Georgia Rep. Michelle Au, D-Johns Creek, has also introduced legislation to create a joint study committee to examine the costs and effects of smoking on the health of Georgians.
Increasing funding for education also garnered broad support in the poll, with 78.1% of respondents saying they support using state lottery funds to offer universal pre-K to all Georgia children. Only about half of Georgia’s four-year-olds were enrolled in pre-K in 2021, according to the Annie E. Casey Foundation.
About three-quarters of poll respondents also expressed strong support for providing additional funding to public schools that serve families at or near the poverty level. Forty-four other states already have implemented an “opportunity weight” to help schools serving students from low-income families, Kanso said.
Around three-quarters of poll respondents supported increasing state funding to help school districts cover school transportation costs. Increases in fuel and labor prices have driven up local districts’ costs.
While in the past the state helped school districts by covering more than half of transportation costs, by last year that proportion had decreased to about 20%, Kanso said.
“That is shifting a huge burden down to the local level,” he said.
Poll respondents also supported increased financial aid for students wanting to gain a college degree.
More than two-thirds, 69%, supported creating a higher education need-based scholarship that would be applied based on a student’s income level, the poll found.
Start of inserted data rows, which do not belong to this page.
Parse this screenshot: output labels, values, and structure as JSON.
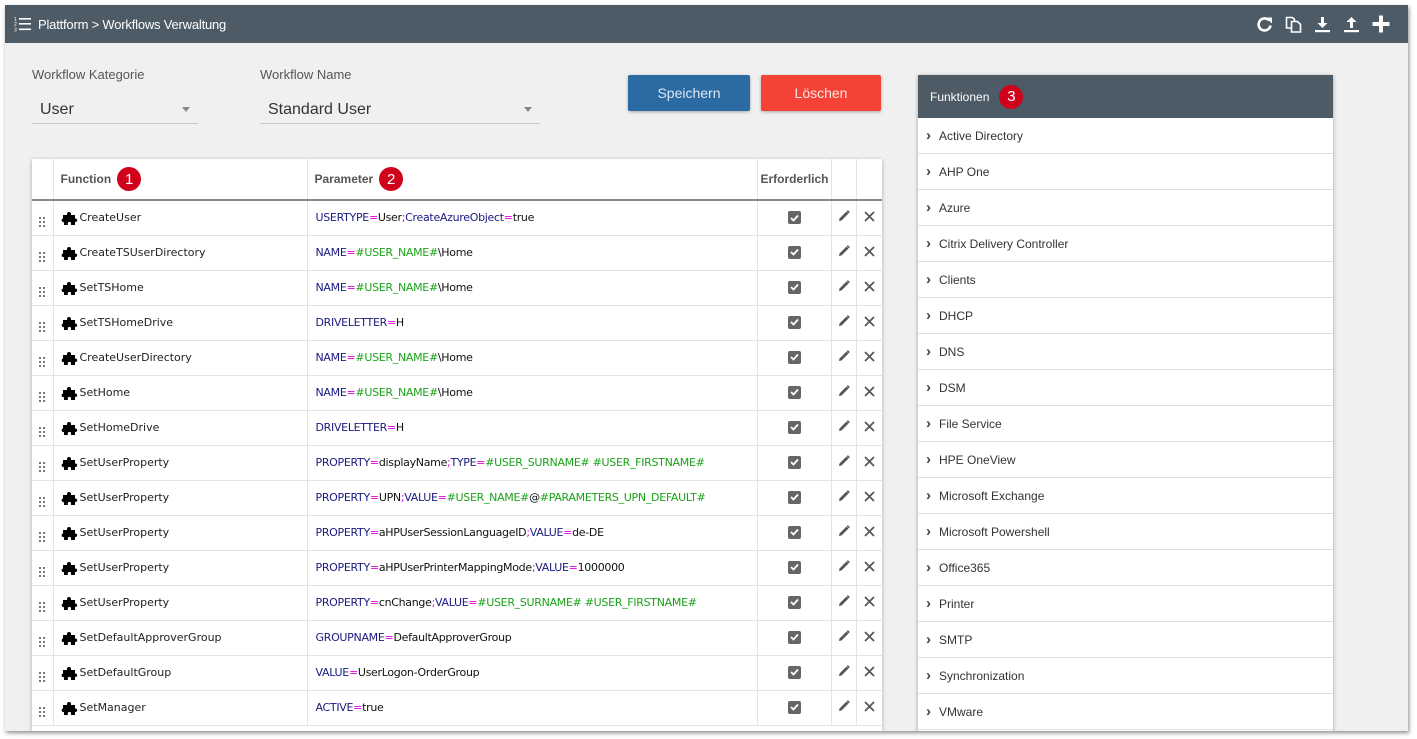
{
  "header": {
    "breadcrumb": "Plattform > Workflows Verwaltung",
    "toolbar": [
      {
        "name": "refresh",
        "icon": "refresh-icon"
      },
      {
        "name": "copy",
        "icon": "copy-icon"
      },
      {
        "name": "download",
        "icon": "download-icon"
      },
      {
        "name": "upload",
        "icon": "upload-icon"
      },
      {
        "name": "add",
        "icon": "plus-icon"
      }
    ]
  },
  "form": {
    "category": {
      "label": "Workflow Kategorie",
      "value": "User"
    },
    "name": {
      "label": "Workflow Name",
      "value": "Standard User"
    },
    "save_label": "Speichern",
    "delete_label": "Löschen"
  },
  "colors": {
    "header_bg": "#4c5b66",
    "save": "#2b6aa3",
    "delete": "#f44336",
    "badge": "#d0021b",
    "param_key": "#1a1a80",
    "param_operator": "#e000e0",
    "param_variable": "#1aa31a"
  },
  "table": {
    "columns": {
      "function": "Function",
      "parameter": "Parameter",
      "required": "Erforderlich"
    },
    "badges": {
      "function": "1",
      "parameter": "2"
    },
    "rows": [
      {
        "function": "CreateUser",
        "parameter": "USERTYPE=User;CreateAzureObject=true",
        "required": true
      },
      {
        "function": "CreateTSUserDirectory",
        "parameter": "NAME=#USER_NAME#\\Home",
        "required": true
      },
      {
        "function": "SetTSHome",
        "parameter": "NAME=#USER_NAME#\\Home",
        "required": true
      },
      {
        "function": "SetTSHomeDrive",
        "parameter": "DRIVELETTER=H",
        "required": true
      },
      {
        "function": "CreateUserDirectory",
        "parameter": "NAME=#USER_NAME#\\Home",
        "required": true
      },
      {
        "function": "SetHome",
        "parameter": "NAME=#USER_NAME#\\Home",
        "required": true
      },
      {
        "function": "SetHomeDrive",
        "parameter": "DRIVELETTER=H",
        "required": true
      },
      {
        "function": "SetUserProperty",
        "parameter": "PROPERTY=displayName;TYPE=#USER_SURNAME# #USER_FIRSTNAME#",
        "required": true
      },
      {
        "function": "SetUserProperty",
        "parameter": "PROPERTY=UPN;VALUE=#USER_NAME#@#PARAMETERS_UPN_DEFAULT#",
        "required": true
      },
      {
        "function": "SetUserProperty",
        "parameter": "PROPERTY=aHPUserSessionLanguageID;VALUE=de-DE",
        "required": true
      },
      {
        "function": "SetUserProperty",
        "parameter": "PROPERTY=aHPUserPrinterMappingMode;VALUE=1000000",
        "required": true
      },
      {
        "function": "SetUserProperty",
        "parameter": "PROPERTY=cnChange;VALUE=#USER_SURNAME# #USER_FIRSTNAME#",
        "required": true
      },
      {
        "function": "SetDefaultApproverGroup",
        "parameter": "GROUPNAME=DefaultApproverGroup",
        "required": true
      },
      {
        "function": "SetDefaultGroup",
        "parameter": "VALUE=UserLogon-OrderGroup",
        "required": true
      },
      {
        "function": "SetManager",
        "parameter": "ACTIVE=true",
        "required": true
      }
    ]
  },
  "functions_panel": {
    "title": "Funktionen",
    "badge": "3",
    "items": [
      "Active Directory",
      "AHP One",
      "Azure",
      "Citrix Delivery Controller",
      "Clients",
      "DHCP",
      "DNS",
      "DSM",
      "File Service",
      "HPE OneView",
      "Microsoft Exchange",
      "Microsoft Powershell",
      "Office365",
      "Printer",
      "SMTP",
      "Synchronization",
      "VMware"
    ]
  }
}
Georgia is only one of two states that does not have a need-based scholarship. However, this year – for the first time in more than a decade — the state’s merit-based HOPE Scholarship program will cover 100% of tuition at state colleges and universities, if lawmakers approve Kemp’s budget proposal.
One big question hovering over Georgia’s $6.6 billion budget surplus is whether the state should spend the excess revenue on one-time payments such as income and property tax rebates – as Kemp has proposed – or put the money toward ongoing investments in state services.
The poll showed mixed results on this question. While 46.8% of respondents said the state should use the surplus for ongoing investments in health care and public education, 32.4% said they favor tax rebates. Another 11.1% said the state should not spend the funds at all.
But when asked a separate question that focused solely on support for a one-time tax rebate, about three-quarters of respondents said they supported the idea. Kemp has proposed a one-time tax rebate of $250 for individuals and $500 for married filers for this year, similar to a rebate issued last year.
“As we just look back at the 15-year trajectory of the state from the Great Recession to the present, we see a lot of budget cuts that were made and were never backfilled,” Kanso said. “That has created really massive deficits across the state.”
“We need to make up for some of these gaps that we’ve created and return to more of a normal pattern in the future where we can sustain those investments.”
The 15-question poll was conducted using an online polling service. The results were weighted to reflect Georgia’s voting-age population in terms of race, age, sex and education and had a margin of error of 3.4%.
This story is available through a news partnership with Capitol Beat News Service, a project of the Georgia Press Educational Foundation.